--- GIVEN INFORMATION ---
--- START ---
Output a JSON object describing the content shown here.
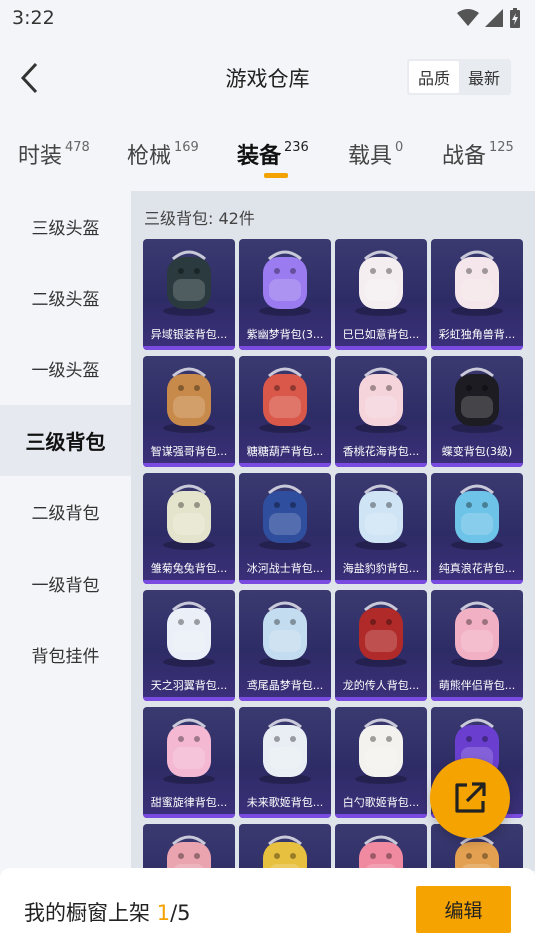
{
  "status_bar": {
    "time": "3:22"
  },
  "header": {
    "title": "游戏仓库",
    "sort_options": [
      {
        "label": "品质",
        "active": true
      },
      {
        "label": "最新",
        "active": false
      }
    ]
  },
  "category_tabs": [
    {
      "label": "时装",
      "count": "478",
      "active": false
    },
    {
      "label": "枪械",
      "count": "169",
      "active": false
    },
    {
      "label": "装备",
      "count": "236",
      "active": true
    },
    {
      "label": "载具",
      "count": "0",
      "active": false
    },
    {
      "label": "战备",
      "count": "125",
      "active": false
    }
  ],
  "sidebar": {
    "items": [
      {
        "label": "三级头盔",
        "active": false
      },
      {
        "label": "二级头盔",
        "active": false
      },
      {
        "label": "一级头盔",
        "active": false
      },
      {
        "label": "三级背包",
        "active": true
      },
      {
        "label": "二级背包",
        "active": false
      },
      {
        "label": "一级背包",
        "active": false
      },
      {
        "label": "背包挂件",
        "active": false
      }
    ]
  },
  "content": {
    "section_label": "三级背包: 42件",
    "items": [
      {
        "name": "异域银装背包...",
        "icon": "dark-tech-backpack",
        "color": "#2a3a3e"
      },
      {
        "name": "紫幽梦背包(3...",
        "icon": "purple-flower-backpack",
        "color": "#9a7cf0"
      },
      {
        "name": "巳巳如意背包...",
        "icon": "white-snake-backpack",
        "color": "#f4eef0"
      },
      {
        "name": "彩虹独角兽背...",
        "icon": "unicorn-backpack",
        "color": "#f4e6ea"
      },
      {
        "name": "智谋强哥背包...",
        "icon": "bear-backpack",
        "color": "#c88a4a"
      },
      {
        "name": "糖糖葫芦背包...",
        "icon": "red-mask-backpack",
        "color": "#d9584a"
      },
      {
        "name": "香桃花海背包...",
        "icon": "pink-flower-backpack",
        "color": "#f6d4dc"
      },
      {
        "name": "蝶变背包(3级)",
        "icon": "black-butterfly-backpack",
        "color": "#1c1c22"
      },
      {
        "name": "雏菊兔兔背包...",
        "icon": "daisy-backpack",
        "color": "#e4e4cc"
      },
      {
        "name": "冰河战士背包...",
        "icon": "blue-robot-backpack",
        "color": "#2f4e9e"
      },
      {
        "name": "海盐豹豹背包...",
        "icon": "seal-backpack",
        "color": "#cfe4f4"
      },
      {
        "name": "纯真浪花背包...",
        "icon": "drink-backpack",
        "color": "#6ec4e8"
      },
      {
        "name": "天之羽翼背包...",
        "icon": "wing-backpack",
        "color": "#eaeff8"
      },
      {
        "name": "鸢尾晶梦背包...",
        "icon": "crystal-backpack",
        "color": "#c4dcf0"
      },
      {
        "name": "龙的传人背包...",
        "icon": "red-dragon-backpack",
        "color": "#b02a2a"
      },
      {
        "name": "萌熊伴侣背包...",
        "icon": "pink-bear-backpack",
        "color": "#f2b0c4"
      },
      {
        "name": "甜蜜旋律背包...",
        "icon": "cake-backpack",
        "color": "#f4b8d2"
      },
      {
        "name": "未来歌姬背包...",
        "icon": "white-doll-backpack",
        "color": "#e8eef4"
      },
      {
        "name": "白勺歌姬背包...",
        "icon": "white-bun-backpack",
        "color": "#f4f2ee"
      },
      {
        "name": "",
        "icon": "purple-grenade-backpack",
        "color": "#6a3fd0"
      },
      {
        "name": "",
        "icon": "pink-backpack",
        "color": "#e9a4b0"
      },
      {
        "name": "",
        "icon": "yellow-backpack",
        "color": "#e8c040"
      },
      {
        "name": "",
        "icon": "pink-cat-backpack",
        "color": "#f08aa0"
      },
      {
        "name": "",
        "icon": "shiba-backpack",
        "color": "#e2a050"
      }
    ]
  },
  "fab": {
    "icon": "share-icon"
  },
  "bottom_bar": {
    "prefix": "我的橱窗上架 ",
    "current": "1",
    "suffix": "/5",
    "edit_label": "编辑"
  },
  "colors": {
    "accent": "#f5a300",
    "card_bg": "#2e2c66",
    "card_strip": "#7a4be0"
  }
}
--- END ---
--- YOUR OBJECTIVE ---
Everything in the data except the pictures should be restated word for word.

--- WRITTEN SOLUTION ---
Output a JSON object describing the content shown here.
{
  "status_bar": {
    "time": "3:22"
  },
  "header": {
    "title": "游戏仓库",
    "sort_options": [
      {
        "label": "品质",
        "active": true
      },
      {
        "label": "最新",
        "active": false
      }
    ]
  },
  "category_tabs": [
    {
      "label": "时装",
      "count": "478",
      "active": false
    },
    {
      "label": "枪械",
      "count": "169",
      "active": false
    },
    {
      "label": "装备",
      "count": "236",
      "active": true
    },
    {
      "label": "载具",
      "count": "0",
      "active": false
    },
    {
      "label": "战备",
      "count": "125",
      "active": false
    }
  ],
  "sidebar": {
    "items": [
      {
        "label": "三级头盔",
        "active": false
      },
      {
        "label": "二级头盔",
        "active": false
      },
      {
        "label": "一级头盔",
        "active": false
      },
      {
        "label": "三级背包",
        "active": true
      },
      {
        "label": "二级背包",
        "active": false
      },
      {
        "label": "一级背包",
        "active": false
      },
      {
        "label": "背包挂件",
        "active": false
      }
    ]
  },
  "content": {
    "section_label": "三级背包: 42件",
    "items": [
      {
        "name": "异域银装背包...",
        "icon": "dark-tech-backpack",
        "color": "#2a3a3e"
      },
      {
        "name": "紫幽梦背包(3...",
        "icon": "purple-flower-backpack",
        "color": "#9a7cf0"
      },
      {
        "name": "巳巳如意背包...",
        "icon": "white-snake-backpack",
        "color": "#f4eef0"
      },
      {
        "name": "彩虹独角兽背...",
        "icon": "unicorn-backpack",
        "color": "#f4e6ea"
      },
      {
        "name": "智谋强哥背包...",
        "icon": "bear-backpack",
        "color": "#c88a4a"
      },
      {
        "name": "糖糖葫芦背包...",
        "icon": "red-mask-backpack",
        "color": "#d9584a"
      },
      {
        "name": "香桃花海背包...",
        "icon": "pink-flower-backpack",
        "color": "#f6d4dc"
      },
      {
        "name": "蝶变背包(3级)",
        "icon": "black-butterfly-backpack",
        "color": "#1c1c22"
      },
      {
        "name": "雏菊兔兔背包...",
        "icon": "daisy-backpack",
        "color": "#e4e4cc"
      },
      {
        "name": "冰河战士背包...",
        "icon": "blue-robot-backpack",
        "color": "#2f4e9e"
      },
      {
        "name": "海盐豹豹背包...",
        "icon": "seal-backpack",
        "color": "#cfe4f4"
      },
      {
        "name": "纯真浪花背包...",
        "icon": "drink-backpack",
        "color": "#6ec4e8"
      },
      {
        "name": "天之羽翼背包...",
        "icon": "wing-backpack",
        "color": "#eaeff8"
      },
      {
        "name": "鸢尾晶梦背包...",
        "icon": "crystal-backpack",
        "color": "#c4dcf0"
      },
      {
        "name": "龙的传人背包...",
        "icon": "red-dragon-backpack",
        "color": "#b02a2a"
      },
      {
        "name": "萌熊伴侣背包...",
        "icon": "pink-bear-backpack",
        "color": "#f2b0c4"
      },
      {
        "name": "甜蜜旋律背包...",
        "icon": "cake-backpack",
        "color": "#f4b8d2"
      },
      {
        "name": "未来歌姬背包...",
        "icon": "white-doll-backpack",
        "color": "#e8eef4"
      },
      {
        "name": "白勺歌姬背包...",
        "icon": "white-bun-backpack",
        "color": "#f4f2ee"
      },
      {
        "name": "",
        "icon": "purple-grenade-backpack",
        "color": "#6a3fd0"
      },
      {
        "name": "",
        "icon": "pink-backpack",
        "color": "#e9a4b0"
      },
      {
        "name": "",
        "icon": "yellow-backpack",
        "color": "#e8c040"
      },
      {
        "name": "",
        "icon": "pink-cat-backpack",
        "color": "#f08aa0"
      },
      {
        "name": "",
        "icon": "shiba-backpack",
        "color": "#e2a050"
      }
    ]
  },
  "fab": {
    "icon": "share-icon"
  },
  "bottom_bar": {
    "prefix": "我的橱窗上架 ",
    "current": "1",
    "suffix": "/5",
    "edit_label": "编辑"
  },
  "colors": {
    "accent": "#f5a300",
    "card_bg": "#2e2c66",
    "card_strip": "#7a4be0"
  }
}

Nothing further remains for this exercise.